El Artículo 28 de la Ley Federal Del Trabajo
vigente en Mexico
(Spanish version of Article 28 Mexico's Federal Labor Law) El objetivo de este reporte es el de determinar si el Artículo 28 de la Ley Federal del Trabajo de 1970 vigente en México (“LFT”), el cual regula la prestación de servicios de los trabajadores mexicanos fuera de la República Mexicana, constituye un recurso jurídico viable y efectivo en situaciones en las cuales las normas mínimas contenidas en dicho precepto son violadas en perjuicio del trabajador, ya sea por los reclutadores individuales, las agencias de colocación, el empleador extranjero o el Gobierno Mexicano. Se puede leer el resumen ejecutivo aquí.
Article 28 of Mexico's Federal Labor Law
The objective of this report is to determine if Article 28 of the Mexican Federal Labor Law of 1970 (the “LFT,” by its Spanish acronym), which regulates the provision of services by Mexican workers outside of the Republic of Mexico, constitutes a viable and effective legal recourse in situations where the LFT’s minimum standards are violated to the worker’s detriment, be it by individual labor recruiters, recruitment agencies, the foreign employer, or the Mexican government.
Visas, Inc: Corporate Control and Policy Incoherence
in the U.S. Temporary Foreign Labor System
Read about how the landscape of American employment is being dramatically altered by an expanding system of guestworker visas issued to hundreds of thousands of foreign workers, in the report Visas, Inc: Corporate Control and Policy Incoherence in the U.S. Temporary Foreign Labor System. Visas, Inc provides the first comprehensive analysis of the many visas that employers use and misuse to bring foreign workers into the U.S. in every field, from low-wage jobs in agriculture and domestic work, to specialty occupations in health care, education or information technology.

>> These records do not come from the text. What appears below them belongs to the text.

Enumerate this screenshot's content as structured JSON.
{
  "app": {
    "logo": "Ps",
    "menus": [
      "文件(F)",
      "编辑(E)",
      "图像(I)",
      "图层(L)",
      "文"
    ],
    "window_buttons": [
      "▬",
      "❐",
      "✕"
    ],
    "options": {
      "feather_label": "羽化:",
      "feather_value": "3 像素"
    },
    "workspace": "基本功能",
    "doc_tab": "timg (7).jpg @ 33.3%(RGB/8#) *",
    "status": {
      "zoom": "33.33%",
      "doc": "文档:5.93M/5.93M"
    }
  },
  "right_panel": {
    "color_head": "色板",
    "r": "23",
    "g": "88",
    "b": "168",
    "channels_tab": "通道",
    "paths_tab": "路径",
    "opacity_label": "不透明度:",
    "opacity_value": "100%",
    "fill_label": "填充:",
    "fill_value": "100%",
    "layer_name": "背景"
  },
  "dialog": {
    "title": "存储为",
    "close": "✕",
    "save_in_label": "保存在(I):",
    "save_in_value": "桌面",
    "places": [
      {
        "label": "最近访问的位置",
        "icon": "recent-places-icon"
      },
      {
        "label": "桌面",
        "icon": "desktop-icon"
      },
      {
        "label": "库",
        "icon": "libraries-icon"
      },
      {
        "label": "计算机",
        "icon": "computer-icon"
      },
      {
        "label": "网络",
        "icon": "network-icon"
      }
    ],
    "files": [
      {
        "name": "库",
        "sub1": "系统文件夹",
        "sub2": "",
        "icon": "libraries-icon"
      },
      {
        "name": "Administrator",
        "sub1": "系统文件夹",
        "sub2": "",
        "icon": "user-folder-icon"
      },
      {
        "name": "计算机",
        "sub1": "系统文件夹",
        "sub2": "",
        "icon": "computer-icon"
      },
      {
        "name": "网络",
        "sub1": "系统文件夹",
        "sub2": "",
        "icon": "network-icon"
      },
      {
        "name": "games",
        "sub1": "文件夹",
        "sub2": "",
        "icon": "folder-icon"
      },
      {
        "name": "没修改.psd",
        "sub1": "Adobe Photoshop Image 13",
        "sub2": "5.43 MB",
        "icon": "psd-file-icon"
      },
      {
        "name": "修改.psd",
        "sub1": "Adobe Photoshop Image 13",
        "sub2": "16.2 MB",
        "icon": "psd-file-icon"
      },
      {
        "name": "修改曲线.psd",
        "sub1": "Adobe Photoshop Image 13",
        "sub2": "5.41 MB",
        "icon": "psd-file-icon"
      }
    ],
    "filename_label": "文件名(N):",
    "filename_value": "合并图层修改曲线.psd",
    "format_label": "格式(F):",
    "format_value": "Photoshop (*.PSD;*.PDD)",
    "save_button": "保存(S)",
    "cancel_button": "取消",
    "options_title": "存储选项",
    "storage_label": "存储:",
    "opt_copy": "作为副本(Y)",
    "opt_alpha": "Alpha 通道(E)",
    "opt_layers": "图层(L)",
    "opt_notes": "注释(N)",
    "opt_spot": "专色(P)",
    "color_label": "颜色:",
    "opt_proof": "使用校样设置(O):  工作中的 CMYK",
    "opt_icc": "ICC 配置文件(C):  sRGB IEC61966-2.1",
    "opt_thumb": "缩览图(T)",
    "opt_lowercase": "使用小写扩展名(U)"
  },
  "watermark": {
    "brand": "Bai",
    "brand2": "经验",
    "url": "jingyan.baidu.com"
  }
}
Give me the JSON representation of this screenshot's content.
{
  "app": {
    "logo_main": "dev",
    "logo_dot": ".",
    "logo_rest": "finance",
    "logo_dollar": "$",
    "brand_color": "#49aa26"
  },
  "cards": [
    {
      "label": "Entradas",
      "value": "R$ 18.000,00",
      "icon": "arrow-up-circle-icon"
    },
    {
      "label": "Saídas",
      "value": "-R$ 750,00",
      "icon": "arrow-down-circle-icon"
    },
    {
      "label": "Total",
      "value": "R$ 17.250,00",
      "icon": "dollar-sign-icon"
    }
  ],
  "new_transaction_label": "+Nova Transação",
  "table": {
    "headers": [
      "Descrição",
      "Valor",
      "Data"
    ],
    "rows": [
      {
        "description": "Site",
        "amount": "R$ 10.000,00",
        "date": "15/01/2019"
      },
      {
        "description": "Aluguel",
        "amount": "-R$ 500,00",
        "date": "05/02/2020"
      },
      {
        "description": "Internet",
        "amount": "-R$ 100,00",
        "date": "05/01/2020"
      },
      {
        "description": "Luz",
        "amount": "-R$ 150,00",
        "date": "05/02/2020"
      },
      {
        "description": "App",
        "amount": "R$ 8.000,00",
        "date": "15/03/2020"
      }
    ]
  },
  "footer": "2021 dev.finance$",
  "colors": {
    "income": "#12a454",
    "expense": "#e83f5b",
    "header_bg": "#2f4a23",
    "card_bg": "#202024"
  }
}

The system is vulnerable to misuse by employers who use foreign labor to undermine established wages and working conditions in the U.S. The result is that U.S. workers are losing out on opportunities, and foreign workers have almost no protection from exploitation, unpaid wages, unsafe conditions and even trafficking and other abuses.